• [HOW TO COMPLETE THIS TASK]:
Say the number of lines in the records below that hold the word "saber", and only that number.

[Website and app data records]
══════
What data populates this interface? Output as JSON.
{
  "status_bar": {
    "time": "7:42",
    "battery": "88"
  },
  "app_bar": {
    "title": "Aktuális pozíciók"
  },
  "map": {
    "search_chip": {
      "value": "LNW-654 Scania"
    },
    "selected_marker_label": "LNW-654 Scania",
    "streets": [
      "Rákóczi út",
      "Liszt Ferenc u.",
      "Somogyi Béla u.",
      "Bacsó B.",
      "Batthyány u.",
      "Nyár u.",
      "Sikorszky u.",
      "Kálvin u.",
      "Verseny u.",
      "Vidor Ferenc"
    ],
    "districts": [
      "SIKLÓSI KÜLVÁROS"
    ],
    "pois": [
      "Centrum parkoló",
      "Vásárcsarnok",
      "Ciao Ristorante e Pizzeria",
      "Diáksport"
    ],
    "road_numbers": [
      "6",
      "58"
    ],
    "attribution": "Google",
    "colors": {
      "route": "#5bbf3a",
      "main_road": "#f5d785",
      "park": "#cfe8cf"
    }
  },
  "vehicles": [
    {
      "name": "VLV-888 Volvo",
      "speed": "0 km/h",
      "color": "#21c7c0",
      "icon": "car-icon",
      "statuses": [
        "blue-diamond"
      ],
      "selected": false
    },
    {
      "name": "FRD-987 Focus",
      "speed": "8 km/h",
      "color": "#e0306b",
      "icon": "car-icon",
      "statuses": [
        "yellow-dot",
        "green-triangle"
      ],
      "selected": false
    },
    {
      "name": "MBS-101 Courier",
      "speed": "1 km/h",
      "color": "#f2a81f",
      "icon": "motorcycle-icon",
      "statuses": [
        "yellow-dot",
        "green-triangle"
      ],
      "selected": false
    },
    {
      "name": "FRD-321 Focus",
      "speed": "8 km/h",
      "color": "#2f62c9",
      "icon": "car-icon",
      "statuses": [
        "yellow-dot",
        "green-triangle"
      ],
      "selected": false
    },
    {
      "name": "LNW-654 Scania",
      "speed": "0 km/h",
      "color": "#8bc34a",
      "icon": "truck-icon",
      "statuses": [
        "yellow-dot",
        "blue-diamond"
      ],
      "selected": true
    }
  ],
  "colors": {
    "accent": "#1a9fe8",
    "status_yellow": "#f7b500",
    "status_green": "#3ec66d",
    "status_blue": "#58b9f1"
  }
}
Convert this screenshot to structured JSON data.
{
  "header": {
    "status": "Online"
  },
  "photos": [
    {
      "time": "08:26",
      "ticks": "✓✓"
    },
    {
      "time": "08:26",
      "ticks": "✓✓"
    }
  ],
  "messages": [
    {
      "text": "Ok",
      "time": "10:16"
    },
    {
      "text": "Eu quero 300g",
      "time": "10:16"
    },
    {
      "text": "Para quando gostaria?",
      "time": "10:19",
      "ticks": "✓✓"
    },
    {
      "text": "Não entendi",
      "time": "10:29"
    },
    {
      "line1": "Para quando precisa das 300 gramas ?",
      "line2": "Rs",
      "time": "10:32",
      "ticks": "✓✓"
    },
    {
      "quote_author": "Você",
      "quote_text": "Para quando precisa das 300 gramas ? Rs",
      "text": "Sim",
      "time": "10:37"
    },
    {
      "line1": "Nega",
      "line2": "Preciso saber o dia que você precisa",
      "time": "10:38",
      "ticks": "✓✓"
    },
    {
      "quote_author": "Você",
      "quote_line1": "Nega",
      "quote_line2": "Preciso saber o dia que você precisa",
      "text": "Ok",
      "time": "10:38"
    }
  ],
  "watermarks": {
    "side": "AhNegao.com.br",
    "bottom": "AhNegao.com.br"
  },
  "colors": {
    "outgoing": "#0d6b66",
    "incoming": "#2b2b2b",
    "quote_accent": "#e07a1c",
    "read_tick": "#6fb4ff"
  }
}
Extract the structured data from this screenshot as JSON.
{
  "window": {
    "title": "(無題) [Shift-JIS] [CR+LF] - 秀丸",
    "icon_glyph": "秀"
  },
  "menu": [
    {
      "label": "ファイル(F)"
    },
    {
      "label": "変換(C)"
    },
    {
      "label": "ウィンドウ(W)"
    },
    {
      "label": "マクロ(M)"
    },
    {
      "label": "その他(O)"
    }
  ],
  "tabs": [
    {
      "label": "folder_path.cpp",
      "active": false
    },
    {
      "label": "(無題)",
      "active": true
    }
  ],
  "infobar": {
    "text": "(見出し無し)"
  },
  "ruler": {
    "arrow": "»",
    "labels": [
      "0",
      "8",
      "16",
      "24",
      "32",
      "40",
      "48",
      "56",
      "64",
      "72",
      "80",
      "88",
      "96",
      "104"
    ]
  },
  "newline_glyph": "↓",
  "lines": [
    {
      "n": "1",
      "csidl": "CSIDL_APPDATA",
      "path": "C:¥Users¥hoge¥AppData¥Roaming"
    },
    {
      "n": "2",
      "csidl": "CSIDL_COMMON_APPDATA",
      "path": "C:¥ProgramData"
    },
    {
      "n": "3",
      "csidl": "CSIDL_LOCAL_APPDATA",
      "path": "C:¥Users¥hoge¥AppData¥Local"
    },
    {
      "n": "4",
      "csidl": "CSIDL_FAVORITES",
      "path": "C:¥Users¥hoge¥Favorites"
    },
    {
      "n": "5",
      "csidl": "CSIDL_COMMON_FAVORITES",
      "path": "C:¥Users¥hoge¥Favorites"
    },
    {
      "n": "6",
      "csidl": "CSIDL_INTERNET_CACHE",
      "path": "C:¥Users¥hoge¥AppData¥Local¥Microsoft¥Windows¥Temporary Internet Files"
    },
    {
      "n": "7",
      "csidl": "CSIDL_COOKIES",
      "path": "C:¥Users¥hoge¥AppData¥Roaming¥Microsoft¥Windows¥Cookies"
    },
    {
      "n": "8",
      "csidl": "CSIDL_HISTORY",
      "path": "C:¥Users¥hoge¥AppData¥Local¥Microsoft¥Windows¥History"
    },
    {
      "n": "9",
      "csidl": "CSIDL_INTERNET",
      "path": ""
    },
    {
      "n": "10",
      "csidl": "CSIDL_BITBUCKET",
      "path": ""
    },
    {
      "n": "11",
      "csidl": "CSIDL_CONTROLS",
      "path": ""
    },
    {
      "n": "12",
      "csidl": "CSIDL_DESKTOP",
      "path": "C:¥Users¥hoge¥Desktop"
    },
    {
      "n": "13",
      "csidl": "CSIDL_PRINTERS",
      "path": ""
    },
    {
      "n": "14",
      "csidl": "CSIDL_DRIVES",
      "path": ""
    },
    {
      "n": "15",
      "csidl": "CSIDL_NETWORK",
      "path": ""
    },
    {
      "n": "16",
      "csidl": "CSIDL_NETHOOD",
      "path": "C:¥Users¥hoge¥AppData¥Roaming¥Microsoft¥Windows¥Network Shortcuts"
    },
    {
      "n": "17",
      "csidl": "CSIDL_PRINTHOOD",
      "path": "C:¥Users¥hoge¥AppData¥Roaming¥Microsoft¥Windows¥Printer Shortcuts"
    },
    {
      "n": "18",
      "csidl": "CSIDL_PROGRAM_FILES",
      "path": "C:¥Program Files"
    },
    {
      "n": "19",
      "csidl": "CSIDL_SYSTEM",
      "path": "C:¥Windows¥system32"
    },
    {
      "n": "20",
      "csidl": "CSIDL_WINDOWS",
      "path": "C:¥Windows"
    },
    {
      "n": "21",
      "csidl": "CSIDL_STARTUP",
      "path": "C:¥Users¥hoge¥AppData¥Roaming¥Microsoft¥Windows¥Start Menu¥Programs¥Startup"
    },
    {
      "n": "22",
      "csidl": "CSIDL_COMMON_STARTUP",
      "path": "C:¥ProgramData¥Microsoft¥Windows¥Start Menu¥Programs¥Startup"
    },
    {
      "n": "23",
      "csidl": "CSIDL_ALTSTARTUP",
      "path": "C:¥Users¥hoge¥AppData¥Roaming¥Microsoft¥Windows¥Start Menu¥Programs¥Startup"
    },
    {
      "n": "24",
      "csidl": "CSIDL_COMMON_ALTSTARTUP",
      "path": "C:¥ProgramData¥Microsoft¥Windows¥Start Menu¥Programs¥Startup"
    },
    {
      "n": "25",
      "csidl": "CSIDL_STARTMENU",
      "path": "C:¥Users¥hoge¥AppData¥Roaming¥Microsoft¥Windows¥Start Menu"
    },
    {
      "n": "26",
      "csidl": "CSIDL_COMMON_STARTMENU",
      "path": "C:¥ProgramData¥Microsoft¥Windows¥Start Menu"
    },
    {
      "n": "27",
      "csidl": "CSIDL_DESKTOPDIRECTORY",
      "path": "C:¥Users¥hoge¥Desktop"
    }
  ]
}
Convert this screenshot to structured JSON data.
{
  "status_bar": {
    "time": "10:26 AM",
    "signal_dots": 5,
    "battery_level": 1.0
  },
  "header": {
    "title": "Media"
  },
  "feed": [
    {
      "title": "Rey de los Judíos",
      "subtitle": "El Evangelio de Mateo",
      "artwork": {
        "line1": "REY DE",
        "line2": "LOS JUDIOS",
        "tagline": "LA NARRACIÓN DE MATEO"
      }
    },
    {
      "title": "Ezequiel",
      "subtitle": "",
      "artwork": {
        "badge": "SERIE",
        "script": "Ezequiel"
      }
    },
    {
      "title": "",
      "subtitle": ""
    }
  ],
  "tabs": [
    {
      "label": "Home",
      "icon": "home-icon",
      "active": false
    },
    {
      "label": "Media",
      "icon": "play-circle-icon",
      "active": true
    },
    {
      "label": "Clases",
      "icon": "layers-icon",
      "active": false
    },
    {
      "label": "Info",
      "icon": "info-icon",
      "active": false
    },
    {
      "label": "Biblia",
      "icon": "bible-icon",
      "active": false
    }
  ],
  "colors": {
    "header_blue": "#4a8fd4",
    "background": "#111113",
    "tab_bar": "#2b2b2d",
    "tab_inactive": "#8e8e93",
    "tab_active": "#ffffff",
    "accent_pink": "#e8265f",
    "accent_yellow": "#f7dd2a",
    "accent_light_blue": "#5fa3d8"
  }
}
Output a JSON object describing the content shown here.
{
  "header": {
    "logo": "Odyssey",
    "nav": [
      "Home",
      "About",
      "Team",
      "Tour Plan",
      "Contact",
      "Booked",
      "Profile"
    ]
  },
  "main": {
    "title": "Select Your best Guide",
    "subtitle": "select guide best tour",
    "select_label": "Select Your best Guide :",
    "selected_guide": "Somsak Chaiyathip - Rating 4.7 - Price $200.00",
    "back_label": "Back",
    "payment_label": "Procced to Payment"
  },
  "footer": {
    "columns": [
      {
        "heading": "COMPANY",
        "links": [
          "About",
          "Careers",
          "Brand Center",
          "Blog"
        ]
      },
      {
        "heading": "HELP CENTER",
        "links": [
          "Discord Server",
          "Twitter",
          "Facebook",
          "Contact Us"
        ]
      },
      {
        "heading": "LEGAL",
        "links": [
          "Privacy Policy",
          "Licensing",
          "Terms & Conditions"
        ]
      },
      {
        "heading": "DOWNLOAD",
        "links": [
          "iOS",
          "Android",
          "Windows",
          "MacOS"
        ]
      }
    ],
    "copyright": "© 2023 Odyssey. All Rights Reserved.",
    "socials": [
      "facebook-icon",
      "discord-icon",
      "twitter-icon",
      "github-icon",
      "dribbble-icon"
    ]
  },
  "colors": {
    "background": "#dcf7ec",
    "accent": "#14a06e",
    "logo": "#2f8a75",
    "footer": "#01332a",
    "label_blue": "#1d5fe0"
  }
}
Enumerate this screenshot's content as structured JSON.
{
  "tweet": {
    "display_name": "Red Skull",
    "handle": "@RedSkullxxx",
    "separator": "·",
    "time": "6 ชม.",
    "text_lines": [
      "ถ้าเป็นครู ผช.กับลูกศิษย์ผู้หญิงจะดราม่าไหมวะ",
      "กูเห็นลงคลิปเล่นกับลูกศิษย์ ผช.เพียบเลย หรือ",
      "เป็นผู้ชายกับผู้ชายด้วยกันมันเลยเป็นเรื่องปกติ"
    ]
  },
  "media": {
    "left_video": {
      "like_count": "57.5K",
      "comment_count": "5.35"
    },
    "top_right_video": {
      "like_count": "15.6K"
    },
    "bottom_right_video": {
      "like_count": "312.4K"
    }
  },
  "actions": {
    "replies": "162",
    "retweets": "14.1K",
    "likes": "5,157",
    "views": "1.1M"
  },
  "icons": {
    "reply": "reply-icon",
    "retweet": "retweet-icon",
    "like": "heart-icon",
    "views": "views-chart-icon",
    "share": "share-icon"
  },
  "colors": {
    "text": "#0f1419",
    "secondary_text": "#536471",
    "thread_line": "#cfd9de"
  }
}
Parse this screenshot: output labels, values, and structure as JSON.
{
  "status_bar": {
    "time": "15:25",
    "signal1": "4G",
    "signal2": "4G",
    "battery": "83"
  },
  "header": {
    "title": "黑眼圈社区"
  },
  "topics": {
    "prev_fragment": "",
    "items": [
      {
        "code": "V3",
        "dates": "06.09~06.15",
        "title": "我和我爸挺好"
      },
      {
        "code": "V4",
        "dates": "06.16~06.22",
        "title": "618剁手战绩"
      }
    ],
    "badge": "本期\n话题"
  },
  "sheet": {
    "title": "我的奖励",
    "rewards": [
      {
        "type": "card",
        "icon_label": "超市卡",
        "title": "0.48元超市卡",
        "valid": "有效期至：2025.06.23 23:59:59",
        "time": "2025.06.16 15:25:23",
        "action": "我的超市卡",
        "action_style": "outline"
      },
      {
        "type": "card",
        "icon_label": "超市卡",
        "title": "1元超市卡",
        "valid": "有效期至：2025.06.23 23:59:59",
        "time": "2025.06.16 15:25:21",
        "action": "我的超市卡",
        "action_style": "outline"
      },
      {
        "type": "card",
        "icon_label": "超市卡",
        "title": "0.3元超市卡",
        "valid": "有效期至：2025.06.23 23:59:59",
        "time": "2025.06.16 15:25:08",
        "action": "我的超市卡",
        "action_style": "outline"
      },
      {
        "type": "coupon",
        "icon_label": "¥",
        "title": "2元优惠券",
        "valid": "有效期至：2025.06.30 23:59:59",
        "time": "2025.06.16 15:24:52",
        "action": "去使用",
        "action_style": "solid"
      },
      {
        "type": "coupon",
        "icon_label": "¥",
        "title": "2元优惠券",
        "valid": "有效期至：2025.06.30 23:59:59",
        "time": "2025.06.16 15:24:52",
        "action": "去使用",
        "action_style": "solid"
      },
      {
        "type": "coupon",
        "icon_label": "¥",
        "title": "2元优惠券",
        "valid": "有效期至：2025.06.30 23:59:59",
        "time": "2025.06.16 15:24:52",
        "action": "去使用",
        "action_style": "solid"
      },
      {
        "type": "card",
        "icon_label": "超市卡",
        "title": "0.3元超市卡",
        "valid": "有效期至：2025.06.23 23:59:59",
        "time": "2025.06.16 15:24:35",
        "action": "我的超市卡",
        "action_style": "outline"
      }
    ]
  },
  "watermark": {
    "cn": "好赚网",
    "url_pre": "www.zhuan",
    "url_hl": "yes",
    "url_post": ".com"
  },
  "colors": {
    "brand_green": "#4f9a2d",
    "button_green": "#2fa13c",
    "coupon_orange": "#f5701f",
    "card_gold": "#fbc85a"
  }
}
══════
• [TASK RESPONSE]:
2